What the exercise asks:
Go through the data below. List every line that holds the word "日本最古級の楼門を未来へ".

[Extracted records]
'''
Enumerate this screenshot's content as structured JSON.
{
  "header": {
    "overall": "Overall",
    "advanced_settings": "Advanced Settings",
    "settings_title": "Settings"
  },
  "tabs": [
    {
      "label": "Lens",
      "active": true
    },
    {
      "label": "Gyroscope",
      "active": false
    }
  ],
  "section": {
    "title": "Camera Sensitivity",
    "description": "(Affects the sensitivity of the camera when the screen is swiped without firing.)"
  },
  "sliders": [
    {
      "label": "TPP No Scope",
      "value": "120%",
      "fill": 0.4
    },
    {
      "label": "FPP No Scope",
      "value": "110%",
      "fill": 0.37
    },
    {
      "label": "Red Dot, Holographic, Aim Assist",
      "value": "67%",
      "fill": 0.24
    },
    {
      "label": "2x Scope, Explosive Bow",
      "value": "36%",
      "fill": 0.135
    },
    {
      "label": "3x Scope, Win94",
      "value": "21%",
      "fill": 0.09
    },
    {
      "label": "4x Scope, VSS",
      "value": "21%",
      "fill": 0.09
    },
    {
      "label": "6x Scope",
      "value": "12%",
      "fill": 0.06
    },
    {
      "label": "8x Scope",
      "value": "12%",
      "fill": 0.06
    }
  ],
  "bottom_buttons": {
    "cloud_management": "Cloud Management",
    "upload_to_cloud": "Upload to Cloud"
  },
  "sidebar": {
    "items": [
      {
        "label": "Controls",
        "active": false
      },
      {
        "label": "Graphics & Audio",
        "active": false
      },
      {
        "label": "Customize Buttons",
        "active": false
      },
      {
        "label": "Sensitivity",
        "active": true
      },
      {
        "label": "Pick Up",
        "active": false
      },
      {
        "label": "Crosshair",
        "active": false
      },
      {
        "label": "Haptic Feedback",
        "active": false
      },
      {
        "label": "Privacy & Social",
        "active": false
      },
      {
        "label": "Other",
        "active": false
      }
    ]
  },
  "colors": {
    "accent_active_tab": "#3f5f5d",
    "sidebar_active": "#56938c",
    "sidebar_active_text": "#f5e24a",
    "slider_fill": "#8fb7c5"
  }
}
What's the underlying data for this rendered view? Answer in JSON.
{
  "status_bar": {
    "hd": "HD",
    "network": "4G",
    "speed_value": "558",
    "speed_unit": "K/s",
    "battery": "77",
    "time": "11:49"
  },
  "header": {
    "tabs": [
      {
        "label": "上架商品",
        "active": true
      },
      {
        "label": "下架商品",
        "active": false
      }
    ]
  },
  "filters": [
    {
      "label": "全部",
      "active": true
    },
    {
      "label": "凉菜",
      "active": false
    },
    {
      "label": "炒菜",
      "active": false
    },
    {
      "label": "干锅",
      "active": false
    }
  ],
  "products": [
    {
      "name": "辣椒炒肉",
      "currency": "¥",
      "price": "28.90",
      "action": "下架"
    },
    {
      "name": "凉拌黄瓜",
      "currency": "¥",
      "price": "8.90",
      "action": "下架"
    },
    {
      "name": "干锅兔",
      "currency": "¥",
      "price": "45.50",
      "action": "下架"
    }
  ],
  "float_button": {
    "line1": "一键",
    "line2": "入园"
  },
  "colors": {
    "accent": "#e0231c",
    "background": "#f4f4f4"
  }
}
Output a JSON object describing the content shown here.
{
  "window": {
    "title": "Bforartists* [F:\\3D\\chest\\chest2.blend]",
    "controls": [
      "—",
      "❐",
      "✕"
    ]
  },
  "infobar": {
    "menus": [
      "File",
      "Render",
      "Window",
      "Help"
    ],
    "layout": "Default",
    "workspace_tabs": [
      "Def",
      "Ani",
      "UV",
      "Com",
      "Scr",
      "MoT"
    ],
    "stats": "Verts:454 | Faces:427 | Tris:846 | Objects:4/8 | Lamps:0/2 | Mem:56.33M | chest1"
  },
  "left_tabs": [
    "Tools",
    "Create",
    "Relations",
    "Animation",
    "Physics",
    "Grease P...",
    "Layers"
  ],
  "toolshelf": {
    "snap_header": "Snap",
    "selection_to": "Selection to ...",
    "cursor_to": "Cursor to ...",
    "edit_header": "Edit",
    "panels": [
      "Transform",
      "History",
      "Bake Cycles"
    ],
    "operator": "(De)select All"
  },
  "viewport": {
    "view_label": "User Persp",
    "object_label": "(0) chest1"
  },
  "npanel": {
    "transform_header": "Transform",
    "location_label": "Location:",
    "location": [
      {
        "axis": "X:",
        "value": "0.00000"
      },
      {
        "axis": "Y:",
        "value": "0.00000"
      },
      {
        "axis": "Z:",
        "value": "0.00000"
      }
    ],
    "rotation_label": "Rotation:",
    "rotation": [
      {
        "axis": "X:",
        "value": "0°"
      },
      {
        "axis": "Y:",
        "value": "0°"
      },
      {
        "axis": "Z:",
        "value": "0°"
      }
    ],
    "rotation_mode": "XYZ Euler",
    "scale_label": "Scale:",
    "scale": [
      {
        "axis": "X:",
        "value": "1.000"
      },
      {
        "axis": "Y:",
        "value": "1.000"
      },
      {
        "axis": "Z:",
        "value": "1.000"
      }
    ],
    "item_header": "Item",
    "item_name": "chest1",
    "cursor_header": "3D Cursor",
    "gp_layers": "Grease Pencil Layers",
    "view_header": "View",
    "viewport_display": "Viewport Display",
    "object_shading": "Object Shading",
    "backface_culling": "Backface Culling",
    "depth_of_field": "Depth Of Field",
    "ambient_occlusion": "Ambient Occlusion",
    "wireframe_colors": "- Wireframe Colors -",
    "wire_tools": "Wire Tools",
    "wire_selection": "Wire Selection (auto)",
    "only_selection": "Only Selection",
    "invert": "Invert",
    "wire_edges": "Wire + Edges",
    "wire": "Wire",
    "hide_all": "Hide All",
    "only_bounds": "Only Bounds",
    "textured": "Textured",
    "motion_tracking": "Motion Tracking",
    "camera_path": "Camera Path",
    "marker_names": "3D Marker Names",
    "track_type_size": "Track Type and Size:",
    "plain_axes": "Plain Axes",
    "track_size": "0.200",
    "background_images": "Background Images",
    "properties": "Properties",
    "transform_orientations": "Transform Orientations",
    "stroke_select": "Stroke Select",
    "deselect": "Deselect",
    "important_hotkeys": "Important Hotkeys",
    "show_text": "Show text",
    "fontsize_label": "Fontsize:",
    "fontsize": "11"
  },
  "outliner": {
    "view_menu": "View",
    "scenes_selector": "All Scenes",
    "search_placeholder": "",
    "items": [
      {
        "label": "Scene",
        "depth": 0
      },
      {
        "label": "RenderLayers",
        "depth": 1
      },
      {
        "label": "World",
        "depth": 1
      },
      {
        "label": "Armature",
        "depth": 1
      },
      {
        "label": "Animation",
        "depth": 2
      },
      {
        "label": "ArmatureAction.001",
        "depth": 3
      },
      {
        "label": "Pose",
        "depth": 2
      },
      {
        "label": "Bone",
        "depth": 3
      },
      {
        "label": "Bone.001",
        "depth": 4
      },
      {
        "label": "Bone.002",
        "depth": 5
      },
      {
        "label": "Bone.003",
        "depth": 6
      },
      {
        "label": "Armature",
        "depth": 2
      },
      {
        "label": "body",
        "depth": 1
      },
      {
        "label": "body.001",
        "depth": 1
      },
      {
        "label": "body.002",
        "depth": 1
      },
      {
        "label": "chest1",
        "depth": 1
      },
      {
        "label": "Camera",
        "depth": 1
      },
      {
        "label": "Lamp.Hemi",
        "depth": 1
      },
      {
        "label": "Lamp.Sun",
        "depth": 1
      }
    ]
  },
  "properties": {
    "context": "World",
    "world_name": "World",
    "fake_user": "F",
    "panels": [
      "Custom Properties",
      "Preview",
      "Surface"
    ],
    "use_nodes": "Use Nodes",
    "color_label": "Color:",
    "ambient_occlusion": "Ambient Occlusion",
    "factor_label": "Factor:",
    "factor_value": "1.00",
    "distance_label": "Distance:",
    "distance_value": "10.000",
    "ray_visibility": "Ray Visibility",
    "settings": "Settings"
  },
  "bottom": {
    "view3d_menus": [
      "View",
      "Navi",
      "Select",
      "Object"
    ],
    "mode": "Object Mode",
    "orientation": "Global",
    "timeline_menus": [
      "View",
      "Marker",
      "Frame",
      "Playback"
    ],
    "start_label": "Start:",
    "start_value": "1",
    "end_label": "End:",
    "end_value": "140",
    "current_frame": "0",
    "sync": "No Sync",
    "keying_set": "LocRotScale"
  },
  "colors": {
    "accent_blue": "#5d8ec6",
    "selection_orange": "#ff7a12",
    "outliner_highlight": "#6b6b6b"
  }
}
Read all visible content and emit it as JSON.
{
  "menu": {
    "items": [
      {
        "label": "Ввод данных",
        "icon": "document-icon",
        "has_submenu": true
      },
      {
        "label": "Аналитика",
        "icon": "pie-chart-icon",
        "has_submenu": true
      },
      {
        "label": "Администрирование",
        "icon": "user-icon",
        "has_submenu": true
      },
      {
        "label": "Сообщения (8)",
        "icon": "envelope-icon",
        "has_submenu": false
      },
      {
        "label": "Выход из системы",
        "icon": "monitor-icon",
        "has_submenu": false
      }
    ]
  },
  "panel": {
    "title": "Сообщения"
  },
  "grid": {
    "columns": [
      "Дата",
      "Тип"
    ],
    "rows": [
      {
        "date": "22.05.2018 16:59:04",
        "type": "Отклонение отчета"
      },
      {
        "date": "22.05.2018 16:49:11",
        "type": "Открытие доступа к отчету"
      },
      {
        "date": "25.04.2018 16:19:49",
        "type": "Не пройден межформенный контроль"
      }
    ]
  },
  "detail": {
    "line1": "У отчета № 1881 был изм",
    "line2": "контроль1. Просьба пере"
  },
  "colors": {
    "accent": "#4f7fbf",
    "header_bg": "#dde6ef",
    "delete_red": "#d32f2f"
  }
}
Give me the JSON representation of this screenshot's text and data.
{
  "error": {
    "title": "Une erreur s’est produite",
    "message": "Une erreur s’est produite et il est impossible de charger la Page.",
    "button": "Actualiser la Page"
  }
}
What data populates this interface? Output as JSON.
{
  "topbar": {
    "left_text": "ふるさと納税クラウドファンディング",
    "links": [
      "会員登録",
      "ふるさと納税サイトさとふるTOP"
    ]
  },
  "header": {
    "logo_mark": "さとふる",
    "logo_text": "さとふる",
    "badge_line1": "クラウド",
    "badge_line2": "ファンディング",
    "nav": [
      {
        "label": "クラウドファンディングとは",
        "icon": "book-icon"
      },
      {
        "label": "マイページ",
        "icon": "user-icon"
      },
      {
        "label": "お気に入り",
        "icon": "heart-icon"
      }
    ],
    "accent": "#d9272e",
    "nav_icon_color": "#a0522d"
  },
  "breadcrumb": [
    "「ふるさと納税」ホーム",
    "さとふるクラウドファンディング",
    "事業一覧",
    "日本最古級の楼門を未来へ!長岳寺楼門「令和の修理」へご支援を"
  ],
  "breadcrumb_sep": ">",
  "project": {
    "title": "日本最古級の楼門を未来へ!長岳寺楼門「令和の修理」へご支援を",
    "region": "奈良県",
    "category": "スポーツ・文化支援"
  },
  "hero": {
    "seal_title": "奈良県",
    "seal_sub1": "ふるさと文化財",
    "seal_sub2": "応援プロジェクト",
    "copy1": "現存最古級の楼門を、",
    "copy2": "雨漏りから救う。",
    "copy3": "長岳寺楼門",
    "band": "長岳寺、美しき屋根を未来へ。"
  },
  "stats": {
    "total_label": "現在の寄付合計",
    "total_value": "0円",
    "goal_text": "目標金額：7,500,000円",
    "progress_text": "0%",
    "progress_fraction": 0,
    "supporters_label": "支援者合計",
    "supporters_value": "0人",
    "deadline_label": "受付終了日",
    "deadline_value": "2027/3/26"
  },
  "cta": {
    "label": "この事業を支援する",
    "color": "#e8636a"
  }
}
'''
Written answer:
    "日本最古級の楼門を未来へ!長岳寺楼門「令和の修理」へご支援を"
    "title": "日本最古級の楼門を未来へ!長岳寺楼門「令和の修理」へご支援を",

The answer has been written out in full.